■ Work request ■
Gather all lines from the material that contain "Plan".

━━━ Provided entries

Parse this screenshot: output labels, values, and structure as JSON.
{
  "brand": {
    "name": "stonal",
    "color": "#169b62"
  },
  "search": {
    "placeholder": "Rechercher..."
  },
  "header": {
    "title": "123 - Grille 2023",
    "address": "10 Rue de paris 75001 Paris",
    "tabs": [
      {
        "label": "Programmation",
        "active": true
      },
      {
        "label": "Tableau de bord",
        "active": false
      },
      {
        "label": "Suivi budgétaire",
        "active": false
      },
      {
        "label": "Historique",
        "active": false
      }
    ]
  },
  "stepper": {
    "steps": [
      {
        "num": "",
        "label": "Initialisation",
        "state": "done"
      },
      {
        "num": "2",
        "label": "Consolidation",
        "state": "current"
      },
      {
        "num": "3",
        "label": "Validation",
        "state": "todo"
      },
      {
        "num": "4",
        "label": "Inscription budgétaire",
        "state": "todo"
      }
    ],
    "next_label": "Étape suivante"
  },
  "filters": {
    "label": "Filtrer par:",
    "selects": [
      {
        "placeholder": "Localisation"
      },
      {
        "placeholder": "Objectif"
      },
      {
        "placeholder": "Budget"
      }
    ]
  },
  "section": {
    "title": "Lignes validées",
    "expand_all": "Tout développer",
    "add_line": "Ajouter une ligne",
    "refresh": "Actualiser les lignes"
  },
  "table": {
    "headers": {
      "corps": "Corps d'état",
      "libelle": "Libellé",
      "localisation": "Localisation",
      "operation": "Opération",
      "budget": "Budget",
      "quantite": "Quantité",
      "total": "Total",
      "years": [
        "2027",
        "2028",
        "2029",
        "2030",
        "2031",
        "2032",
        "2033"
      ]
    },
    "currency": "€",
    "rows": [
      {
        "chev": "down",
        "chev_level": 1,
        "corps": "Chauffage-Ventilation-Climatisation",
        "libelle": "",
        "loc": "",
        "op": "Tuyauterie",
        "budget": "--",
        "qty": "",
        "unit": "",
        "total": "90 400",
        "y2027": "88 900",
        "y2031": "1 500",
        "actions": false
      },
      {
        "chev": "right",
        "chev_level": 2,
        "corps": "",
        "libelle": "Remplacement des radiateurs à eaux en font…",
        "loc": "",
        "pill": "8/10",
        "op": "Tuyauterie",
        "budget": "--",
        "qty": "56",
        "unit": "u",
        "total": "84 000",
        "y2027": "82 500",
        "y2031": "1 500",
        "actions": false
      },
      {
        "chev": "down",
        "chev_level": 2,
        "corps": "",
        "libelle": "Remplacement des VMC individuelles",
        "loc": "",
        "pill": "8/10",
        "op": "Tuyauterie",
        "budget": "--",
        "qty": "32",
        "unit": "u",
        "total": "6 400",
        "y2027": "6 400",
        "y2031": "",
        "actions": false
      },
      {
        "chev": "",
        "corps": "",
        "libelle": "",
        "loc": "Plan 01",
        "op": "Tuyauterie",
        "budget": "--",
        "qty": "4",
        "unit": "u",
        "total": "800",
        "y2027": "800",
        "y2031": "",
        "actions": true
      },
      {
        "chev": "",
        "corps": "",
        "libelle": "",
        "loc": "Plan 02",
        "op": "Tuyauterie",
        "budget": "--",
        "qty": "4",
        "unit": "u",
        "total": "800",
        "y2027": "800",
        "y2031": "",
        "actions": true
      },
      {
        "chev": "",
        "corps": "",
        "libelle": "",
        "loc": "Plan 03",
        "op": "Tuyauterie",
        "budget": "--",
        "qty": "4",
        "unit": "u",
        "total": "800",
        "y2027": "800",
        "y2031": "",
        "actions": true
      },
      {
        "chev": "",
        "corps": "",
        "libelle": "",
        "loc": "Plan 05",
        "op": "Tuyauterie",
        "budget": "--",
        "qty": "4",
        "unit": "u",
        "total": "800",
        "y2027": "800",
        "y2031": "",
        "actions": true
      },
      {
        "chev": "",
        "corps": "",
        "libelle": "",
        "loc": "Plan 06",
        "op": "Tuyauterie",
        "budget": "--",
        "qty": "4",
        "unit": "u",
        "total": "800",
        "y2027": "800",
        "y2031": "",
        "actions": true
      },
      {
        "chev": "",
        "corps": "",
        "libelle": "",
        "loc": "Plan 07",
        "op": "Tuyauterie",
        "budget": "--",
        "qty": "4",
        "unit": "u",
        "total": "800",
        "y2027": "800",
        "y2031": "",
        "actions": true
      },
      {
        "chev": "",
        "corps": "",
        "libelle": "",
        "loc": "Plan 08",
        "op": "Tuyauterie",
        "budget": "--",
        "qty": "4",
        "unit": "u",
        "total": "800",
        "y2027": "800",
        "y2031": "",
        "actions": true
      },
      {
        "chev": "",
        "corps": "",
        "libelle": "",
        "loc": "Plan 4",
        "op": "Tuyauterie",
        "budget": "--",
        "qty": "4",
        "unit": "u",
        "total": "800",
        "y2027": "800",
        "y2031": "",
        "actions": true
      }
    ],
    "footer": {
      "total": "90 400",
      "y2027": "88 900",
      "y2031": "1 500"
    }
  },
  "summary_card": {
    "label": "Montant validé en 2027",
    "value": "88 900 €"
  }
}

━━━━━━

■ Completed task ■
        "loc": "Plan 01",
        "loc": "Plan 02",
        "loc": "Plan 03",
        "loc": "Plan 05",
        "loc": "Plan 06",
        "loc": "Plan 07",
        "loc": "Plan 08",
        "loc": "Plan 4",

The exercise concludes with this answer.